The leading solar panel manufacturer, FirstSolar (NASDAQ: FSLR) has appreciated by 45% from lows of near $100 to a closing price of $154 on October 14. "I wouldn't be stepping into buying these stocks right now," says Pacific Crest senior analyst Mark Bachman, who covers solar stocks. Still, he rates FirstSolar as a market perform and considers it the best solar stock at present on his coverage list.
Nonetheless, there are stealthier and less sexy climate change plays remaining for investors willing to buck market momentum. Most of these names are out of favor in the markets, and represent value opportunities. "Information technology related to cleantech is very cold right now. So are certain types of pollution controls and recycling technologies," says Rafael Coven, managing director and index manager for the Cleantech Group's Cleantech Index Fund (NYSE: PZD), an ETF that tracks green investing issues.

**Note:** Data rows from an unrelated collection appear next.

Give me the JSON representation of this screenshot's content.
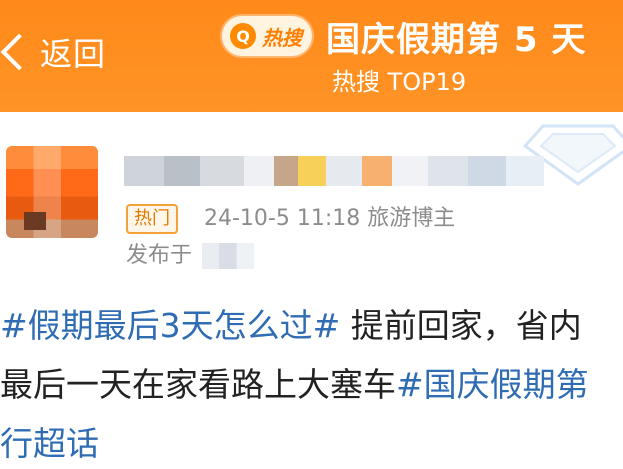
{
  "header": {
    "back_label": "返回",
    "hot_badge": "热搜",
    "hot_badge_icon": "Q",
    "topic_title": "国庆假期第 5 天",
    "topic_sub": "热搜 TOP19",
    "bg_color": "#ff8a1a"
  },
  "post": {
    "hot_tag": "热门",
    "meta": "24-10-5 11:18  旅游博主",
    "posted_prefix": "发布于",
    "lines": [
      {
        "tag": "#假期最后3天怎么过#",
        "text": " 提前回家，省内"
      },
      {
        "text": "最后一天在家看路上大塞车",
        "tag": "#国庆假期第"
      },
      {
        "text": "行超话"
      }
    ],
    "tag_color": "#2f6cb3"
  }
}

One IT company that Coven puts on his list is software maker Autodesk Inc. (NASDAQ: ADSK) and Ansys. Autodesk makes programs that help design everything from consumer products to buildings to large developments. Autodesk can help designers create prototype products virtually, rather than by making actual physical models -- a capability that both saves money and environmental waste. Autodesk has also added functionality that allows designers, architects, and engineers to asses the sustainability of buildings and product designs in the design phase. "Autodesk makes it much easier to design things for lower carbon output and better efficiency," says Coven.

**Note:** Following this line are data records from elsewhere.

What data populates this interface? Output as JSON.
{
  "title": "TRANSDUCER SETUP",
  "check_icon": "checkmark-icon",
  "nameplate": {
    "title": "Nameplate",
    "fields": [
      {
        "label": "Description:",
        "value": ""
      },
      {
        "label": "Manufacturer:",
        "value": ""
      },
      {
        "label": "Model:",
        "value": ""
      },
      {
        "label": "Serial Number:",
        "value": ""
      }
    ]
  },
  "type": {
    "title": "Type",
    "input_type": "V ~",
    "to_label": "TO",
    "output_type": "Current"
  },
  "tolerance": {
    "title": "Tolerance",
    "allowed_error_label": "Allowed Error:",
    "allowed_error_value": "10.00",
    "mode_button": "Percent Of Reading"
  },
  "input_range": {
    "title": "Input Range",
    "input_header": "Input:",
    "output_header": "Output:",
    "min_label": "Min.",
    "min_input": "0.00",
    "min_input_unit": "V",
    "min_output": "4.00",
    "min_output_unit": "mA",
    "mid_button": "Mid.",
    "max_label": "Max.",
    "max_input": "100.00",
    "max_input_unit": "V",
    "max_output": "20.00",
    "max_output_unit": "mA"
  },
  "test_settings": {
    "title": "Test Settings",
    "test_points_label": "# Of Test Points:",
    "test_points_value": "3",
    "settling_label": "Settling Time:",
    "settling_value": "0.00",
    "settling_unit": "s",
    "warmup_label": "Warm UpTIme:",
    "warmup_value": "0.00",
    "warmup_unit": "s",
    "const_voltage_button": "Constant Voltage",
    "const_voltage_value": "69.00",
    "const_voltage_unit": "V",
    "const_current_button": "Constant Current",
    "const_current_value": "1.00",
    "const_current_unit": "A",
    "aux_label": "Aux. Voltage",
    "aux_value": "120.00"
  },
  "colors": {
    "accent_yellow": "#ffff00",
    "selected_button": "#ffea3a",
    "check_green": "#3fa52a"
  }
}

Further, environmental impact assessments are becoming more important as carbon footprint considerations figure more prominently in the minds of large corporations like Apple. Priced at around $25, Autodesk shares remain roughly 50% off highs of $51 from December 2007. Autodesk should leverage nicely any rebound in construction or industrial production and design as those sector ramp up for more activity and buy new Autodesk licenses in preparation.

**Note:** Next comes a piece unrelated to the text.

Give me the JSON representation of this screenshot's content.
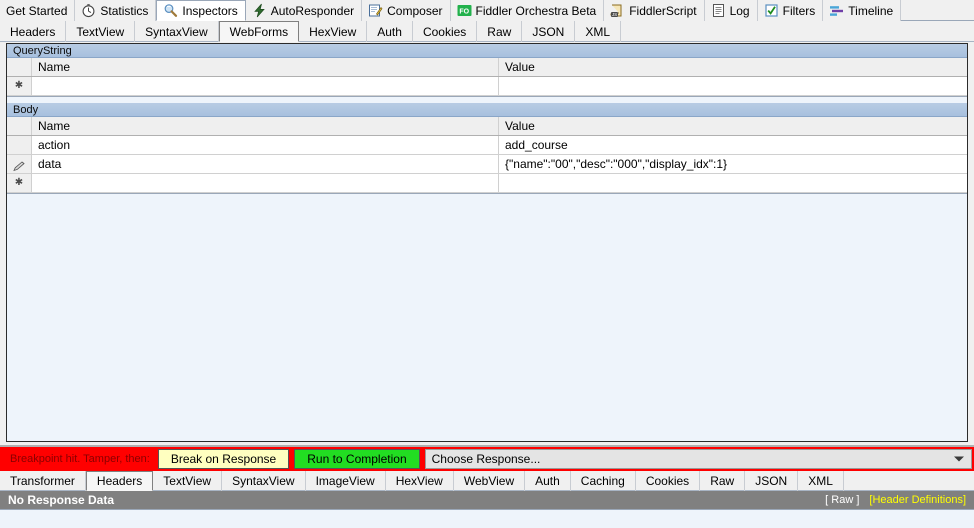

Recycling technology is another area that suffered when the global economy crashed. Buyers for recycled materials, such as cardboard, aluminum and paper, evaporated with falling global demand. That hurt Tomra Systems ASA (OTC: TMRAY), a Norwegian provider of recycling technologies. Tomra builds systems that can automate collection, sorting, and handling of recyclables. The little recycling vending machine you see outside your supermarket is probably a Tomra machine, for example.
Tomra's shares fell by two-thirds from $9 highs during the huge oil spike of the summer of 2008 to the $3 level during the depths of the Great Recession. Shares have since rebounded as markets have begun to believe that an economic recovery is in the early stages.
But Coven thinks the company is still relatively unloved compared to greentech peers in the solar or wind sectors. "There is a greatly diminished market for recycled products. But that doesn't mean it will stay that way," says Coven.
Translation? Investors hoping to save the planet may need to move quickly to hop on the laggardly cleantech climate train before it rushes headlong out of the station.
Alex Salkever is Senior Writer at AOL's DailyFinance covering technology and greentech. Follow him on twitter @alexsalkever, read his articles on DailyFinance.